Quantitatively speaking, in raw fruits and vegetables, levels of Vitamin C, folate, vitamin B6 and thiamin will decrease in the food by about 60-80% by usual cooking methods. Minerals, such as calcium, iron etc, will decrease under the same conditions by only about 20-40%. Macronutrients will hold their profiles better than the micronutrients. Under extremely high heats, unsaturated fats can turn into saturated fats, however this is negligible as it requires heat and time that is above most cooking protocols, but it can happen. Carbohydrates and fats remain stable under nearly all cooking procedures excluding the extremes; where they can break down or change forms.
Protein has also been said to be deteriorated by the cooking process. When protein is exposed to high heat, it "denatures" which, essentially means the bonds between the amino acids rupture and the protein is no longer a complete protein but, rather, it is broken down into segments of amino acids. So technically, the protein as a whole is completely destroyed. This, however, is not important since in order for humans to assimilate protein into our bodies, we must digest the protein into its individual amino acids anyway and use the amino acids to create our own unique proteins. Look at this though as slicing an apple into pieces. While you no longer have an apple, per se, you have all of the important components of that apple.

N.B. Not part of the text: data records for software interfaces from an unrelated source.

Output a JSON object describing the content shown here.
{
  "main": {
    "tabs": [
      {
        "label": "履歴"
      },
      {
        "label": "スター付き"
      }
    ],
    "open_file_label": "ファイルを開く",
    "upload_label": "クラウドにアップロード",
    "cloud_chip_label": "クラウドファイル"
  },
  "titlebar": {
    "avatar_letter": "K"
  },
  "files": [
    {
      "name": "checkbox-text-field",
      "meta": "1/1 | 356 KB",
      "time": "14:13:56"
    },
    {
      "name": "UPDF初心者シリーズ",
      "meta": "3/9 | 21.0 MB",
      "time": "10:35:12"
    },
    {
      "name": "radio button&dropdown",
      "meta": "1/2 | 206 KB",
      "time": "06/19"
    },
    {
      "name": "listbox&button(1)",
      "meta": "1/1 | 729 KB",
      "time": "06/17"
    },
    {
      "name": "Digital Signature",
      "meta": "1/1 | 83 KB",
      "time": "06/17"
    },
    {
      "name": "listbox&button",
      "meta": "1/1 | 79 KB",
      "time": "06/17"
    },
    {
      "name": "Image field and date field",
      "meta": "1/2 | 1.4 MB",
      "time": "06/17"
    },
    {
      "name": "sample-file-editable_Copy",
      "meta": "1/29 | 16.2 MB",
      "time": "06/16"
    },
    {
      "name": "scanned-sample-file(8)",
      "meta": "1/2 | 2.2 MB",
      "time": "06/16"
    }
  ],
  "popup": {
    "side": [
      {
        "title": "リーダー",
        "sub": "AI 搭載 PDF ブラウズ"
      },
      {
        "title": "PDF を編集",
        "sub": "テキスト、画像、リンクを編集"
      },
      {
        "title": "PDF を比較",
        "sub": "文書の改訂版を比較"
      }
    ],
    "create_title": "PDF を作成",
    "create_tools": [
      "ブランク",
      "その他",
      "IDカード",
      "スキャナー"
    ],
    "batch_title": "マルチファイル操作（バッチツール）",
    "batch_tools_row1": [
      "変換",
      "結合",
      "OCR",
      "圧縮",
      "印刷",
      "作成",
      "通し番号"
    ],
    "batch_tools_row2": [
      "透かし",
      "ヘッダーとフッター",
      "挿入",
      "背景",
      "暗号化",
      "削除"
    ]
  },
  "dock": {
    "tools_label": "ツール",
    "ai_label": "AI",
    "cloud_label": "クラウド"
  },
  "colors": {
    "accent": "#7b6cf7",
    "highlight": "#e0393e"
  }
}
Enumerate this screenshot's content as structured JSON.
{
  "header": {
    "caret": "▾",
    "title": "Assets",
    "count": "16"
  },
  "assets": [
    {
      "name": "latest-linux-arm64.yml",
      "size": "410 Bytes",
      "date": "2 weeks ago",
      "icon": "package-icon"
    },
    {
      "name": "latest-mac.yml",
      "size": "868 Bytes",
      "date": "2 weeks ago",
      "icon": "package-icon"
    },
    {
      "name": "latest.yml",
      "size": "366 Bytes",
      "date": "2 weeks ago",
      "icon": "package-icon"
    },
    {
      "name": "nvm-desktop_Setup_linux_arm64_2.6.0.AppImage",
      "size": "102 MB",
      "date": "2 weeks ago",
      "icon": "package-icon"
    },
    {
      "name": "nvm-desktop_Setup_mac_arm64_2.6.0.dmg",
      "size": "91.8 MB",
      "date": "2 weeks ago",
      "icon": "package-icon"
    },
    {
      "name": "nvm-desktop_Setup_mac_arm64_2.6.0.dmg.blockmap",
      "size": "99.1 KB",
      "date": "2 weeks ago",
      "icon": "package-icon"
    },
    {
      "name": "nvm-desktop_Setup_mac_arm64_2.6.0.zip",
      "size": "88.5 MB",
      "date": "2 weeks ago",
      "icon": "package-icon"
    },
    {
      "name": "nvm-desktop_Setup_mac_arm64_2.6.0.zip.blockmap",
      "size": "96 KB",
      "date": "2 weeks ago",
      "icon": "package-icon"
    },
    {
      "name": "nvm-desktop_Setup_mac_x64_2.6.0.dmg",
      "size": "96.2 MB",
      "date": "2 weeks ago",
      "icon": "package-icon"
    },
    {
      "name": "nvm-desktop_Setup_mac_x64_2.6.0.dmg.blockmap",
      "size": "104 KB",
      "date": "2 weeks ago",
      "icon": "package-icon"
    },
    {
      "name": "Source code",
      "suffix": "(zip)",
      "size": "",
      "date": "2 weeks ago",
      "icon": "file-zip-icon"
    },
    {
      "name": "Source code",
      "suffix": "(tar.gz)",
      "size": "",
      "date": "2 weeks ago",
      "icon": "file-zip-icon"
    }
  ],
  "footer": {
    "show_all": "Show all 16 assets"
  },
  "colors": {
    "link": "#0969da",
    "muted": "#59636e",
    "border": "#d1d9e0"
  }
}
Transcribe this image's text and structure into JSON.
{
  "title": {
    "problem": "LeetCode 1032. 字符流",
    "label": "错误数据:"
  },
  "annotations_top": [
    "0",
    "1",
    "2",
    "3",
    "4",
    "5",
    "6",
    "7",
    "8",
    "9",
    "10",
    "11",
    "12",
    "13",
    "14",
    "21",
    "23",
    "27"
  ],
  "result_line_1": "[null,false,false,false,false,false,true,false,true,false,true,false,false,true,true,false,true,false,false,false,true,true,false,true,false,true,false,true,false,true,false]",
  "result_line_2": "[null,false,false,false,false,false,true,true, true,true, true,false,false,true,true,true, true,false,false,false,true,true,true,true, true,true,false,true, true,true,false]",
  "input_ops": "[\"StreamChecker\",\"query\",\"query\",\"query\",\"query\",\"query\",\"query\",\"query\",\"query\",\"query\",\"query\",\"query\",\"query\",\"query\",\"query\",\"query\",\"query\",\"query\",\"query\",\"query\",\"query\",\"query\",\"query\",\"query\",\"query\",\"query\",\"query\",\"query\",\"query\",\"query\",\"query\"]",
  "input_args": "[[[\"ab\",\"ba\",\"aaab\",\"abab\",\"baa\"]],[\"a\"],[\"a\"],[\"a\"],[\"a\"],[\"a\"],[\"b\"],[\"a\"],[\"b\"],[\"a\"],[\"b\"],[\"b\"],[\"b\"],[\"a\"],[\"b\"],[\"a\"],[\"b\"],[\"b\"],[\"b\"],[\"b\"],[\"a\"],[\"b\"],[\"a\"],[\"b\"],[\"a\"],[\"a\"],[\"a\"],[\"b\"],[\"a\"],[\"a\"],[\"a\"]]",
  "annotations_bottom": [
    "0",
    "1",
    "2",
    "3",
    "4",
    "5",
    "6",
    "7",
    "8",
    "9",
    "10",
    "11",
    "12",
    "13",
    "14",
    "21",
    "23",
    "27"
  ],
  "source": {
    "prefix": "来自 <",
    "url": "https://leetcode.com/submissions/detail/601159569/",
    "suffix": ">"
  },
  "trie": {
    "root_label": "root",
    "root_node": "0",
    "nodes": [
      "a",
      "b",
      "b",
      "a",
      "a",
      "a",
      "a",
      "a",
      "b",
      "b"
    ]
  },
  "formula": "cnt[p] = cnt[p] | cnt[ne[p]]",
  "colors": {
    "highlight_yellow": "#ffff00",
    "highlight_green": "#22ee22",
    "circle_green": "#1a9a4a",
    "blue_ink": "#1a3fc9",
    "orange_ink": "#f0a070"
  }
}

The same could be said about biting it and chewing it, it’s broken down, but nutritionally still completely intact. Make sense? Cooking protein, if anything, makes it easier to digest into amino acids since it is already partially digested for you. The exception is extremely high heats in which the actual amino acids are altered, however once again this requires extreme heat conditions.
The type of cooking has a large impact on the preservation of nutrients within food as well. Boiling is perhaps the most devastating to water-soluble nutrients as not only does the heat deteriorate the nutrients, but much of the nutrients release from the food and into the water and when you drain the pot, much of the nutrients go down the drain; so you are losing them in two ways. Pan frying also is very damaging to nutrients as the heat is generally much higher than other cooking methods and thus does more damage. Steaming and baking at lower temperatures are the safest. There is very little opportunity for nutrients to leach out of the foods and the heat is not overwhelming in most cases. These methods kill off the bacteria and tenderize the food without having a huge impact on its nutritional properties when used reasonably.
Ultimately, cooking can have a large impact on nutrients or a minimal impact. What matters is the particular cooking method you use, how much heat you use and for how long you expose the food to this heat. While eating raw foods where possible will always be preferable when safe, cooked food can still retain a great deal of the nutritional content as its raw counterparts. Avoid extreme heat, boiling and stir-frying and lean towards steaming and baking to preserve as much nutrients as possible.